* What to do
Would you output the following records verbatim and skip the images in them?

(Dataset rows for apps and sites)
########################################
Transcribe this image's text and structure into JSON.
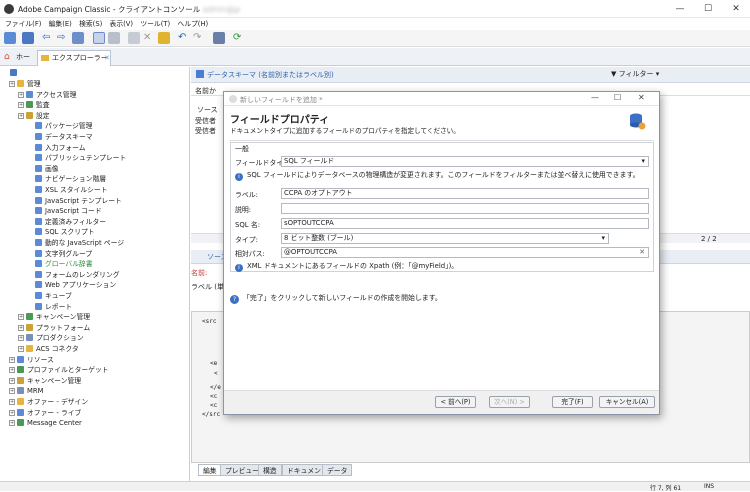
{
  "window": {
    "title": "Adobe Campaign Classic - クライアントコンソール",
    "user_redacted": "admin@jp"
  },
  "menu": [
    "ファイル(F)",
    "編集(E)",
    "検索(S)",
    "表示(V)",
    "ツール(T)",
    "ヘルプ(H)"
  ],
  "tabs": [
    {
      "label": "ホーム"
    },
    {
      "label": "エクスプローラー"
    }
  ],
  "tree": [
    {
      "label": "管理",
      "indent": 1
    },
    {
      "label": "アクセス管理",
      "indent": 2
    },
    {
      "label": "監査",
      "indent": 2
    },
    {
      "label": "設定",
      "indent": 2
    },
    {
      "label": "パッケージ管理",
      "indent": 3
    },
    {
      "label": "データスキーマ",
      "indent": 3
    },
    {
      "label": "入力フォーム",
      "indent": 3
    },
    {
      "label": "パブリッシュテンプレート",
      "indent": 3
    },
    {
      "label": "画像",
      "indent": 3
    },
    {
      "label": "ナビゲーション階層",
      "indent": 3
    },
    {
      "label": "XSL スタイルシート",
      "indent": 3
    },
    {
      "label": "JavaScript テンプレート",
      "indent": 3
    },
    {
      "label": "JavaScript コード",
      "indent": 3
    },
    {
      "label": "定義済みフィルター",
      "indent": 3
    },
    {
      "label": "SQL スクリプト",
      "indent": 3
    },
    {
      "label": "動的な JavaScript ページ",
      "indent": 3
    },
    {
      "label": "文字列グループ",
      "indent": 3
    },
    {
      "label": "グローバル辞書",
      "indent": 3
    },
    {
      "label": "フォームのレンダリング",
      "indent": 3
    },
    {
      "label": "Web アプリケーション",
      "indent": 3
    },
    {
      "label": "キューブ",
      "indent": 3
    },
    {
      "label": "レポート",
      "indent": 3
    },
    {
      "label": "キャンペーン管理",
      "indent": 2
    },
    {
      "label": "プラットフォーム",
      "indent": 2
    },
    {
      "label": "プロダクション",
      "indent": 2
    },
    {
      "label": "ACS コネクタ",
      "indent": 2
    },
    {
      "label": "リソース",
      "indent": 1
    },
    {
      "label": "プロファイルとターゲット",
      "indent": 1
    },
    {
      "label": "キャンペーン管理",
      "indent": 1
    },
    {
      "label": "MRM",
      "indent": 1
    },
    {
      "label": "オファー - デザイン",
      "indent": 1
    },
    {
      "label": "オファー - ライブ",
      "indent": 1
    },
    {
      "label": "Message Center",
      "indent": 1
    }
  ],
  "schema_panel": {
    "title": "データスキーマ (名前別またはラベル別)",
    "filter": "フィルター",
    "col_name": "名前か",
    "col_source": "ソース",
    "rows": [
      "受信者",
      "受信者"
    ],
    "count": "2 / 2"
  },
  "detail_panel": {
    "title": "ソース",
    "name_label": "名前:",
    "label_label": "ラベル (単数",
    "code_lines": [
      "<src",
      "<e",
      "<",
      "</e",
      "<c",
      "<c",
      "</src"
    ]
  },
  "bottom_tabs": [
    "編集",
    "プレビュー",
    "構造",
    "ドキュメント",
    "データ"
  ],
  "status": {
    "position": "行 7, 列 61",
    "mode": "INS"
  },
  "dialog": {
    "window_title": "新しいフィールドを追加 *",
    "heading": "フィールドプロパティ",
    "subheading": "ドキュメントタイプに追加するフィールドのプロパティを指定してください。",
    "section": "一般",
    "field_type_label": "フィールドタイプ:",
    "field_type_value": "SQL フィールド",
    "field_type_info": "SQL フィールドによりデータベースの物理構造が変更されます。このフィールドをフィルターまたは並べ替えに使用できます。",
    "label_label": "ラベル:",
    "label_value": "CCPA のオプトアウト",
    "desc_label": "説明:",
    "desc_value": "",
    "sqlname_label": "SQL 名:",
    "sqlname_value": "sOPTOUTCCPA",
    "type_label": "タイプ:",
    "type_value": "8 ビット整数 (ブール)",
    "xpath_label": "相対パス:",
    "xpath_value": "@OPTOUTCCPA",
    "xpath_info": "XML ドキュメントにあるフィールドの Xpath (例：「@myField」)。",
    "finish_info": "「完了」をクリックして新しいフィールドの作成を開始します。",
    "btn_back": "< 前へ(P)",
    "btn_next": "次へ(N) >",
    "btn_finish": "完了(F)",
    "btn_cancel": "キャンセル(A)"
  }
}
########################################
* Output for this task
Transcribe this image's text and structure into JSON.
{
  "window": {
    "title": "Adobe Campaign Classic - クライアントコンソール",
    "user_redacted": "admin@jp"
  },
  "menu": [
    "ファイル(F)",
    "編集(E)",
    "検索(S)",
    "表示(V)",
    "ツール(T)",
    "ヘルプ(H)"
  ],
  "tabs": [
    {
      "label": "ホーム"
    },
    {
      "label": "エクスプローラー"
    }
  ],
  "tree": [
    {
      "label": "管理",
      "indent": 1
    },
    {
      "label": "アクセス管理",
      "indent": 2
    },
    {
      "label": "監査",
      "indent": 2
    },
    {
      "label": "設定",
      "indent": 2
    },
    {
      "label": "パッケージ管理",
      "indent": 3
    },
    {
      "label": "データスキーマ",
      "indent": 3
    },
    {
      "label": "入力フォーム",
      "indent": 3
    },
    {
      "label": "パブリッシュテンプレート",
      "indent": 3
    },
    {
      "label": "画像",
      "indent": 3
    },
    {
      "label": "ナビゲーション階層",
      "indent": 3
    },
    {
      "label": "XSL スタイルシート",
      "indent": 3
    },
    {
      "label": "JavaScript テンプレート",
      "indent": 3
    },
    {
      "label": "JavaScript コード",
      "indent": 3
    },
    {
      "label": "定義済みフィルター",
      "indent": 3
    },
    {
      "label": "SQL スクリプト",
      "indent": 3
    },
    {
      "label": "動的な JavaScript ページ",
      "indent": 3
    },
    {
      "label": "文字列グループ",
      "indent": 3
    },
    {
      "label": "グローバル辞書",
      "indent": 3
    },
    {
      "label": "フォームのレンダリング",
      "indent": 3
    },
    {
      "label": "Web アプリケーション",
      "indent": 3
    },
    {
      "label": "キューブ",
      "indent": 3
    },
    {
      "label": "レポート",
      "indent": 3
    },
    {
      "label": "キャンペーン管理",
      "indent": 2
    },
    {
      "label": "プラットフォーム",
      "indent": 2
    },
    {
      "label": "プロダクション",
      "indent": 2
    },
    {
      "label": "ACS コネクタ",
      "indent": 2
    },
    {
      "label": "リソース",
      "indent": 1
    },
    {
      "label": "プロファイルとターゲット",
      "indent": 1
    },
    {
      "label": "キャンペーン管理",
      "indent": 1
    },
    {
      "label": "MRM",
      "indent": 1
    },
    {
      "label": "オファー - デザイン",
      "indent": 1
    },
    {
      "label": "オファー - ライブ",
      "indent": 1
    },
    {
      "label": "Message Center",
      "indent": 1
    }
  ],
  "schema_panel": {
    "title": "データスキーマ (名前別またはラベル別)",
    "filter": "フィルター",
    "col_name": "名前か",
    "col_source": "ソース",
    "rows": [
      "受信者",
      "受信者"
    ],
    "count": "2 / 2"
  },
  "detail_panel": {
    "title": "ソース",
    "name_label": "名前:",
    "label_label": "ラベル (単数",
    "code_lines": [
      "<src",
      "<e",
      "<",
      "</e",
      "<c",
      "<c",
      "</src"
    ]
  },
  "bottom_tabs": [
    "編集",
    "プレビュー",
    "構造",
    "ドキュメント",
    "データ"
  ],
  "status": {
    "position": "行 7, 列 61",
    "mode": "INS"
  },
  "dialog": {
    "window_title": "新しいフィールドを追加 *",
    "heading": "フィールドプロパティ",
    "subheading": "ドキュメントタイプに追加するフィールドのプロパティを指定してください。",
    "section": "一般",
    "field_type_label": "フィールドタイプ:",
    "field_type_value": "SQL フィールド",
    "field_type_info": "SQL フィールドによりデータベースの物理構造が変更されます。このフィールドをフィルターまたは並べ替えに使用できます。",
    "label_label": "ラベル:",
    "label_value": "CCPA のオプトアウト",
    "desc_label": "説明:",
    "desc_value": "",
    "sqlname_label": "SQL 名:",
    "sqlname_value": "sOPTOUTCCPA",
    "type_label": "タイプ:",
    "type_value": "8 ビット整数 (ブール)",
    "xpath_label": "相対パス:",
    "xpath_value": "@OPTOUTCCPA",
    "xpath_info": "XML ドキュメントにあるフィールドの Xpath (例：「@myField」)。",
    "finish_info": "「完了」をクリックして新しいフィールドの作成を開始します。",
    "btn_back": "< 前へ(P)",
    "btn_next": "次へ(N) >",
    "btn_finish": "完了(F)",
    "btn_cancel": "キャンセル(A)"
  }
}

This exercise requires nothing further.